(Supplied material begins)
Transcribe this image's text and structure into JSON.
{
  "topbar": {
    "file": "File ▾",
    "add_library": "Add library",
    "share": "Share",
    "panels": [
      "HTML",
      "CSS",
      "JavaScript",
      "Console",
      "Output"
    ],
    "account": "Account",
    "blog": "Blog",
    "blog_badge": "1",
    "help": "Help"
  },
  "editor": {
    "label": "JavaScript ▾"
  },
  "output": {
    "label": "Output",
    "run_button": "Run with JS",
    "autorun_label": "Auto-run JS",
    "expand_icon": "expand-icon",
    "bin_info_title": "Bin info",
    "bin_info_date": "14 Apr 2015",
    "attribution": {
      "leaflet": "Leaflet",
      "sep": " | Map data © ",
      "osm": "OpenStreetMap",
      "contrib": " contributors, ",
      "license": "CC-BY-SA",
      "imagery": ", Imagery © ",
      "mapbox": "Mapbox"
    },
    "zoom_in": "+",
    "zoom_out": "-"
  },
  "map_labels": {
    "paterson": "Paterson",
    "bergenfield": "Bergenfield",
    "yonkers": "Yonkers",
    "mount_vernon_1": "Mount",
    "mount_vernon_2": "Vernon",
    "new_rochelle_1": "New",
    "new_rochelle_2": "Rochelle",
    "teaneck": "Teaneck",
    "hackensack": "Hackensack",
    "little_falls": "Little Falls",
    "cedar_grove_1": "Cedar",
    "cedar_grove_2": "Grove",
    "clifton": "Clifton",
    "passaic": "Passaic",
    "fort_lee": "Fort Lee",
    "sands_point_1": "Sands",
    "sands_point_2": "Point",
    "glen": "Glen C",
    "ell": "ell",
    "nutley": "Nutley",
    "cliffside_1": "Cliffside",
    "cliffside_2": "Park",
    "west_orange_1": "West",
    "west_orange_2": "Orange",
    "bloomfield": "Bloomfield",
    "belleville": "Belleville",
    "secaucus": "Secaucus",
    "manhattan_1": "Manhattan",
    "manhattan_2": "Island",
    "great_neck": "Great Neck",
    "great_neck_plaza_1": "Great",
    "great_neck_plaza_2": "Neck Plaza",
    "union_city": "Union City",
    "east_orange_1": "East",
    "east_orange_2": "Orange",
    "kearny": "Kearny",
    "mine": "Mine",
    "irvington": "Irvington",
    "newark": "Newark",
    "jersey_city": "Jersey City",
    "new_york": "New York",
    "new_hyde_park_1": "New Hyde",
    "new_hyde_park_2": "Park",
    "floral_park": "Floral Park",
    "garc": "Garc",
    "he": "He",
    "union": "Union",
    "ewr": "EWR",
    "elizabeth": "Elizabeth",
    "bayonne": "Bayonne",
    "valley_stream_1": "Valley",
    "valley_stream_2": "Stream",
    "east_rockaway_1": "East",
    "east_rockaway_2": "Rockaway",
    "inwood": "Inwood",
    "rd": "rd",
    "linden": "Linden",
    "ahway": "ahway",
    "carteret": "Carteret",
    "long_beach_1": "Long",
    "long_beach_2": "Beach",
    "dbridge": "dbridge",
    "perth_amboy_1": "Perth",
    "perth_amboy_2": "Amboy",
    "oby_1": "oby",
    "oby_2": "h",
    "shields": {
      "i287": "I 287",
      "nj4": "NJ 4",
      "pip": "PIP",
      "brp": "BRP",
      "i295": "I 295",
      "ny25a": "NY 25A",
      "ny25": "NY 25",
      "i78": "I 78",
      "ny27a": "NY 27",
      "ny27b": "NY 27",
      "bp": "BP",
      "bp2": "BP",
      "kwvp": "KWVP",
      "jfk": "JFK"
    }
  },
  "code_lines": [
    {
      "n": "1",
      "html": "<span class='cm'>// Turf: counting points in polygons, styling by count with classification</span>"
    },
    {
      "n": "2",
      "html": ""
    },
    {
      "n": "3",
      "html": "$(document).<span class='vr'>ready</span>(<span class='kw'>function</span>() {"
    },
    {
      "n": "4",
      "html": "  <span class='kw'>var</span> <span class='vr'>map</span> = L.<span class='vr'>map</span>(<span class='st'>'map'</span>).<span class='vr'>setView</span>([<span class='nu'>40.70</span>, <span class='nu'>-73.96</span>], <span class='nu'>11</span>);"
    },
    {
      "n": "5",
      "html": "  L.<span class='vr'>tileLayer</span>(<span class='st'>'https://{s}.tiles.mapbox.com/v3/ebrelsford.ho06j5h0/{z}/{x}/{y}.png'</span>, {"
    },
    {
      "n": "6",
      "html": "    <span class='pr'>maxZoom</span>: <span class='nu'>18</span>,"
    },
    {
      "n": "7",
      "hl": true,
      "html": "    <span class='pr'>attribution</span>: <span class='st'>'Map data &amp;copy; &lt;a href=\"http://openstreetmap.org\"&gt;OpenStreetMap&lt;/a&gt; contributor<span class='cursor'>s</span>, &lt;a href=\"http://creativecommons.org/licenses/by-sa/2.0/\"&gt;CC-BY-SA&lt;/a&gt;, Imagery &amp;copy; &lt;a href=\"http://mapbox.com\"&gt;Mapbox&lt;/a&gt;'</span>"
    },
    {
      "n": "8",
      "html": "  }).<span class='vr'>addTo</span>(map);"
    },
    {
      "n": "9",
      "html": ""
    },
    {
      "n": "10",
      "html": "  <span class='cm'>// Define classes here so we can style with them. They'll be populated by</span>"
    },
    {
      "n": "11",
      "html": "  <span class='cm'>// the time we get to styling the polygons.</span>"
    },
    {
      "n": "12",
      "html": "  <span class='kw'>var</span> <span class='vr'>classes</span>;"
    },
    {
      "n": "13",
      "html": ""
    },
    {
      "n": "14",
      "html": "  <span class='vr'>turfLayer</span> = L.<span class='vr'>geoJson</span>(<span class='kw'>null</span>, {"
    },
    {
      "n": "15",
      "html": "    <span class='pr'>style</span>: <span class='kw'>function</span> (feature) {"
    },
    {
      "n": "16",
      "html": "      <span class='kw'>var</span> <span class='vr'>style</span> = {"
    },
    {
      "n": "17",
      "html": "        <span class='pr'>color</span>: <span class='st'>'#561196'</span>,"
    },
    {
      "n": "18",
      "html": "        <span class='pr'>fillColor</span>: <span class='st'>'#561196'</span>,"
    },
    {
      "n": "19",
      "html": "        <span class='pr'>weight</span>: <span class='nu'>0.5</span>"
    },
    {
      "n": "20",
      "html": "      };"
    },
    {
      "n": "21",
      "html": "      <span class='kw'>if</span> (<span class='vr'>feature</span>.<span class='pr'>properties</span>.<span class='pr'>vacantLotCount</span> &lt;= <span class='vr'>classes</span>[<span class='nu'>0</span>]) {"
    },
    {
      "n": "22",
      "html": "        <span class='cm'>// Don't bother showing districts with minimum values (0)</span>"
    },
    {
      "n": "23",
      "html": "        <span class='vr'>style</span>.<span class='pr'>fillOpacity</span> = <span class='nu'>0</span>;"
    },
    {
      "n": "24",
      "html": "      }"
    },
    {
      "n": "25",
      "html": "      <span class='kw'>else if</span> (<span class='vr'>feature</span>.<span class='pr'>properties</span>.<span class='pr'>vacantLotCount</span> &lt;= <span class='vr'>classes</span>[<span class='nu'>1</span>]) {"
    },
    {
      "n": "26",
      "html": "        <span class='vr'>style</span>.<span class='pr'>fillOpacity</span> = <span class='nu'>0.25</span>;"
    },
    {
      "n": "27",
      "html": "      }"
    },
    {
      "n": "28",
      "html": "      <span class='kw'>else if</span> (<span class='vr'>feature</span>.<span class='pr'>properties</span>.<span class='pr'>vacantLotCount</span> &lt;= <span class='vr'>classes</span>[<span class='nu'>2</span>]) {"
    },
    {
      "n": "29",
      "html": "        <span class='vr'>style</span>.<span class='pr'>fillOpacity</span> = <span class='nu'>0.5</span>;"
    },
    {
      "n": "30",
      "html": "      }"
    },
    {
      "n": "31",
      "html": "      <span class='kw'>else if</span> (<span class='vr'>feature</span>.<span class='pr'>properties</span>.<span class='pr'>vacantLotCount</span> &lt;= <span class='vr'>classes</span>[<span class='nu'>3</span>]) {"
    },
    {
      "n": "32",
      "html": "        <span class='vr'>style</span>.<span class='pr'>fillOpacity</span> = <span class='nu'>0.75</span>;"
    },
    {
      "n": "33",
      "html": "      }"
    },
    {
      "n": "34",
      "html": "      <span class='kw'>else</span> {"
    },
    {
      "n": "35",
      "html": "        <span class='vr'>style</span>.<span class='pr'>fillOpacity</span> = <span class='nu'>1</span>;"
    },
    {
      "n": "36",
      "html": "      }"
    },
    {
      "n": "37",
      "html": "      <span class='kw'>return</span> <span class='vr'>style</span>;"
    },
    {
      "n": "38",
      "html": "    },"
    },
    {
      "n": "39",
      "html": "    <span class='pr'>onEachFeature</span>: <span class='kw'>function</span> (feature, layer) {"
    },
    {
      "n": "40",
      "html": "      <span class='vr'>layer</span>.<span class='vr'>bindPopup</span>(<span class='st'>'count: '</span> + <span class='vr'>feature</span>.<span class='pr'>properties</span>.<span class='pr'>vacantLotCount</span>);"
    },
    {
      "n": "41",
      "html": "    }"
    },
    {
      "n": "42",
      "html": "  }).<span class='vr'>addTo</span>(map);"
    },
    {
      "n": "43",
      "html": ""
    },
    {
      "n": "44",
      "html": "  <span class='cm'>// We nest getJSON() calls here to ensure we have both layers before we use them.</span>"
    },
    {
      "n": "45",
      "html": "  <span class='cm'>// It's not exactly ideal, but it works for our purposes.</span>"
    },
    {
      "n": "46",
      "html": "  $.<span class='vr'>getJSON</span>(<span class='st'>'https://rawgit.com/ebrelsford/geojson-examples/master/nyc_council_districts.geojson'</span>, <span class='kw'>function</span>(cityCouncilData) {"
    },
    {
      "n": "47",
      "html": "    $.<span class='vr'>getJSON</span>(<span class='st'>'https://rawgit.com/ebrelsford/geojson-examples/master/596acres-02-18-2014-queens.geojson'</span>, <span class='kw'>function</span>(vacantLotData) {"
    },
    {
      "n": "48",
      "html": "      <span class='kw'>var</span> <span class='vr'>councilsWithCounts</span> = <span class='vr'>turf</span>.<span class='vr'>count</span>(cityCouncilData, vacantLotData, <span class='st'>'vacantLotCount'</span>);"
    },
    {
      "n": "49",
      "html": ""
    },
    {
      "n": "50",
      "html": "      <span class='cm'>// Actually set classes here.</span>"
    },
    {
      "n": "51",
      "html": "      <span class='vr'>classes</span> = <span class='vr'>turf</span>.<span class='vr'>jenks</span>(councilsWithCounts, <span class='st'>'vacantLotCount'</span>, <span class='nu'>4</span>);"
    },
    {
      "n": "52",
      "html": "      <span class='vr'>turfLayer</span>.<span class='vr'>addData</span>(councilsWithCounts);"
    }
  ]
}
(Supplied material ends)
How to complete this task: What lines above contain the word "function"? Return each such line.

Output of the task:
      "html": "$(document).<span class='vr'>ready</span>(<span class='kw'>function</span>() {"
      "html": "    <span class='pr'>style</span>: <span class='kw'>function</span> (feature) {"
      "html": "    <span class='pr'>onEachFeature</span>: <span class='kw'>function</span> (feature, layer) {"
      "html": "  $.<span class='vr'>getJSON</span>(<span class='st'>'https://rawgit.com/ebrelsford/geojson-examples/master/nyc_council_districts.geojson'</span>, <span class='kw'>function</span>(cityCouncilData) {"
      "html": "    $.<span class='vr'>getJSON</span>(<span class='st'>'https://rawgit.com/ebrelsford/geojson-examples/master/596acres-02-18-2014-queens.geojson'</span>, <span class='kw'>function</span>(vacantLotData) {"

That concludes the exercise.